Hurricane Isaac brought extensive rainfall and storm surges along the Gulf Coast, resulting in widespread flooding and power outages in Louisiana, Mississippi and Alabama. However, due to newly released evidence linking the aftermath of Japan’s 2011 earthquake with an increase in the occurrence of cardiovascular events, new GlobalData analysis has questioned what role this latest disaster might play in the incidence of CV events in areas affected by the storm and how far the harm caused by Hurricane Isaac extends beyond the expected.
The great Japanese earthquake and consequent tsunami of March 11, 2011, which hit the northeast coast of Japan with a magnitude of 9.0 on the Richter scale, was one of the largest ocean-trench earthquakes ever recorded in Japan. In addition to claiming the lives of almost 16,000 and destroying nearly 400, 000 homes, the disaster resulted in a sharp increase in the number of CV events. This trend has been reported before, following similar incidences in Japan, China and the U.S. According to cardiologist Dr. Hiroaki Shimokawa, however, related studies only reported the short-term occurrence of individual CV events and not the mid-term effects of large-scale earthquakes.
Dr. Shimokawa and colleagues from the Tohoku University Graduate School of Medicine at Sendai, Japan, reviewed all 124,152 ambulance transport records in the Miyagi prefecture dating from February 11 to June 30 for each year from 2008 to 2011. Incidence records from before, during and after the disaster were compared, and earthquake aftershocks logged according to a seismic intensity of 1 or greater.
Results showed that the weekly occurrence of five conditions – heart failure (HF), acute coronary syndrome (ACS), stroke, cardiopulmonary arrest (CPA) and pneumonia – were considerably higher in the wake of the disaster than in the previous three years. The occurrence of HF and pneumonia showed a sustained increase for longer than six weeks following the tsunami, whereas those of ACS and CPA showed a rapid increase followed by a sharp decline. It was also found that the incidence of stroke and CPA increased when an aftershock of magnitude 7.0 hit on April 7, 2011.

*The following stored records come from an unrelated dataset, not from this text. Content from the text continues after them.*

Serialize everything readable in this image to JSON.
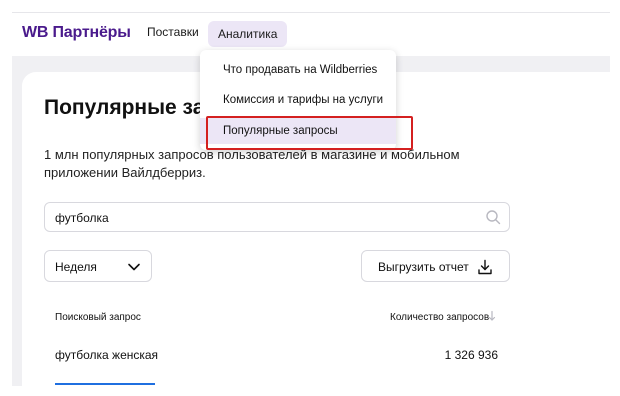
{
  "header": {
    "brand": "WB Партнёры",
    "nav": {
      "supplies": "Поставки",
      "analytics": "Аналитика"
    }
  },
  "dropdown": {
    "items": [
      {
        "label": "Что продавать на Wildberries"
      },
      {
        "label": "Комиссия и тарифы на услуги"
      },
      {
        "label": "Популярные запросы",
        "active": true
      }
    ]
  },
  "main": {
    "title": "Популярные запросы",
    "description": "1 млн популярных запросов пользователей в магазине и мобильном приложении Вайлдберриз.",
    "search": {
      "value": "футболка",
      "icon": "search-icon"
    },
    "period_select": {
      "value": "Неделя",
      "icon": "chevron-down-icon"
    },
    "export_button": {
      "label": "Выгрузить отчет",
      "icon": "download-icon"
    },
    "table": {
      "columns": [
        "Поисковый запрос",
        "Количество запросов"
      ],
      "rows": [
        {
          "query": "футболка женская",
          "count": "1 326 936"
        }
      ]
    }
  },
  "colors": {
    "brand": "#4a1a8c",
    "highlight_bg": "#ece6f6",
    "annotation_red": "#d42020",
    "accent_blue": "#1f6fe0"
  }
}
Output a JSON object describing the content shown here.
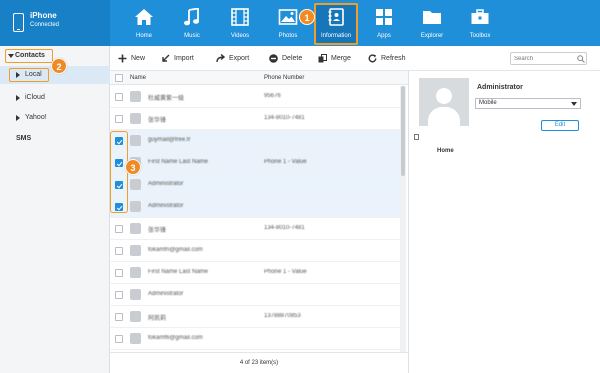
{
  "device": {
    "name": "iPhone",
    "status": "Connected"
  },
  "nav": [
    {
      "label": "Home",
      "icon": "home-icon"
    },
    {
      "label": "Music",
      "icon": "music-icon"
    },
    {
      "label": "Videos",
      "icon": "film-icon"
    },
    {
      "label": "Photos",
      "icon": "image-icon"
    },
    {
      "label": "Information",
      "icon": "contacts-book-icon",
      "active": true
    },
    {
      "label": "Apps",
      "icon": "apps-grid-icon"
    },
    {
      "label": "Explorer",
      "icon": "folder-icon"
    },
    {
      "label": "Toolbox",
      "icon": "toolbox-icon"
    }
  ],
  "callouts": [
    "1",
    "2",
    "3"
  ],
  "sidebar": {
    "contacts": "Contacts",
    "items": [
      "Local",
      "iCloud",
      "Yahoo!"
    ],
    "sms": "SMS"
  },
  "toolbar": {
    "new": "New",
    "import": "Import",
    "export": "Export",
    "delete": "Delete",
    "merge": "Merge",
    "refresh": "Refresh",
    "search_placeholder": "Search"
  },
  "table": {
    "columns": [
      "Name",
      "Phone Number"
    ],
    "rows": [
      {
        "name": "杜威黄紫一级",
        "phone": "95676",
        "checked": false
      },
      {
        "name": "张华锋",
        "phone": "134-8010-7481",
        "checked": false
      },
      {
        "name": "guymail@free.fr",
        "phone": "",
        "checked": true
      },
      {
        "name": "First Name Last Name",
        "phone": "Phone 1 - Value",
        "checked": true
      },
      {
        "name": "Administrator",
        "phone": "",
        "checked": true
      },
      {
        "name": "Administrator",
        "phone": "",
        "checked": true
      },
      {
        "name": "张华锋",
        "phone": "134-8010-7481",
        "checked": false
      },
      {
        "name": "fokamfn@gmail.com",
        "phone": "",
        "checked": false
      },
      {
        "name": "First Name Last Name",
        "phone": "Phone 1 - Value",
        "checked": false
      },
      {
        "name": "Administrator",
        "phone": "",
        "checked": false
      },
      {
        "name": "阿凯莉",
        "phone": "13788870853",
        "checked": false
      },
      {
        "name": "fokamf6@gmail.com",
        "phone": "",
        "checked": false
      }
    ],
    "footer": "4 of 23 item(s)"
  },
  "detail": {
    "name": "Administrator",
    "phone_type": "Mobile",
    "edit": "Edit",
    "address_label": "Home"
  },
  "colors": {
    "header": "#1e8fd8",
    "accent": "#f08a24",
    "selected_row": "#eaf3fb"
  }
}
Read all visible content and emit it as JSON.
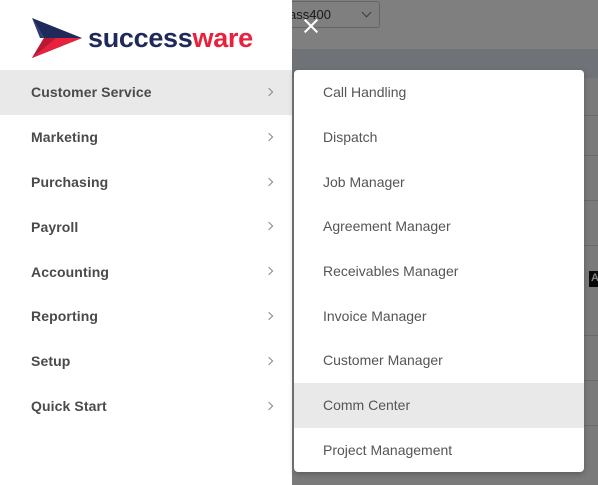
{
  "background": {
    "select_value": "ass400"
  },
  "colors": {
    "brand_navy": "#1f2a5a",
    "brand_red": "#e8223d",
    "active_item_bg": "#e9e9e9"
  },
  "logo": {
    "text_part1": "success",
    "text_part2": "ware"
  },
  "close_icon": "close-icon",
  "menu": {
    "items": [
      {
        "label": "Customer Service",
        "active": true
      },
      {
        "label": "Marketing"
      },
      {
        "label": "Purchasing"
      },
      {
        "label": "Payroll"
      },
      {
        "label": "Accounting"
      },
      {
        "label": "Reporting"
      },
      {
        "label": "Setup"
      },
      {
        "label": "Quick Start"
      }
    ]
  },
  "submenu": {
    "items": [
      {
        "label": "Call Handling"
      },
      {
        "label": "Dispatch"
      },
      {
        "label": "Job Manager"
      },
      {
        "label": "Agreement Manager"
      },
      {
        "label": "Receivables Manager"
      },
      {
        "label": "Invoice Manager"
      },
      {
        "label": "Customer Manager"
      },
      {
        "label": "Comm Center",
        "hovered": true
      },
      {
        "label": "Project Management"
      }
    ]
  },
  "badge_text": "A"
}
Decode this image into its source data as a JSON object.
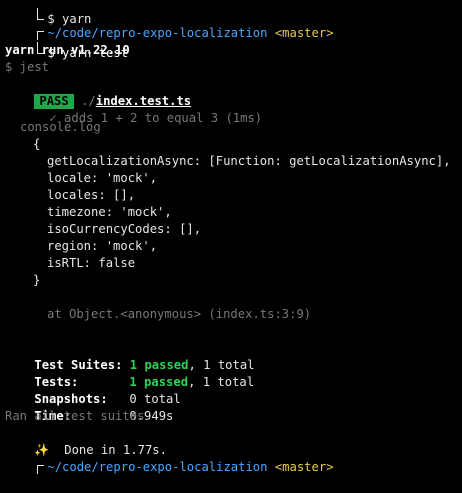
{
  "terminal": {
    "top_fragment": "$ yarn",
    "prompt_path": "~/code/repro-expo-localization",
    "prompt_branch": "<master>",
    "command": "$ yarn test",
    "yarn_version": "yarn run v1.22.10",
    "jest_cmd": "$ jest",
    "pass_label": "PASS",
    "test_dir": "./",
    "test_file": "index.test.ts",
    "test_result": "✓ adds 1 + 2 to equal 3 (1ms)",
    "console_title": "console.log",
    "obj_open": "{",
    "obj_lines": [
      "getLocalizationAsync: [Function: getLocalizationAsync],",
      "locale: 'mock',",
      "locales: [],",
      "timezone: 'mock',",
      "isoCurrencyCodes: [],",
      "region: 'mock',",
      "isRTL: false"
    ],
    "obj_close": "}",
    "stack_line": "at Object.<anonymous> (index.ts:3:9)",
    "summary": {
      "suites_label": "Test Suites:",
      "suites_passed": "1 passed",
      "suites_total": ", 1 total",
      "tests_label": "Tests:",
      "tests_passed": "1 passed",
      "tests_total": ", 1 total",
      "snapshots_label": "Snapshots:",
      "snapshots_value": "0 total",
      "time_label": "Time:",
      "time_value": "0.949s"
    },
    "ran_all": "Ran all test suites.",
    "done_icon": "✨",
    "done_text": "Done in 1.77s.",
    "bottom_prompt_path": "~/code/repro-expo-localization",
    "bottom_prompt_branch": "<master>"
  }
}
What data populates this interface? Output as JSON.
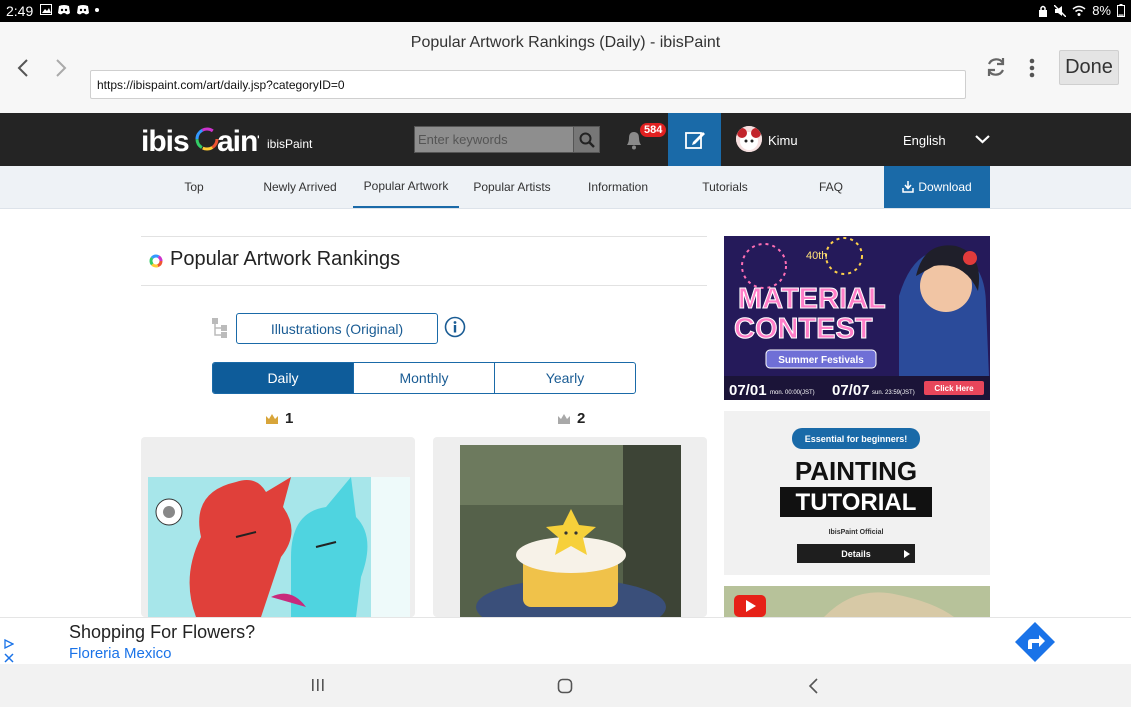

According to Dr. Shimokawa, neither age, sex nor area of residence had a significant impact on the occurrence of CV events during or following the tsunami. The disruption to transport following the tsunami delayed the delivery of medications such as antihypertensive or antithrombotic drugs, which may have contributed to the significant climb in CV events. There was also a jump in the occurrence of ventricular tachyarrhythmias in patients with implantable cardiac defibrillators. At the European Society of Cardiology Congress in Munich, Dr. Shimokawa reported that in 2008 the incidence of confirmed cardiovascular disease (CVD) diagnoses in the Miyagi prefecture was 17,000. This increased to 20,000 diagnoses in 2011. Taken all together, Dr. Shimokawa believes that the discontinuation of drugs combined with patients’ rising blood pressure and the increased occurrence of tachyarrhythmia and infections contributed to the increased incidence of CV events.
When it comes to natural disasters such as earthquakes, hurricanes and tornadoes, the resulting disruptions are shown to have a negative impact on the health of the affected population. It is widely accepted through medical research that post-traumatic stress, which is induced by such events, may increase the risk of CV events. As a result, patients who have previously gone undiagnosed with CVD may come to light in the aftermath of such disasters. Accordingly, it is possible that the aftermath of Hurricane Isaac may trigger a surge in the number of CV events and the amount of patients diagnosed with CVD, but when compared to Japan’s 2011 earthquake, the scale is likely to be less substantial.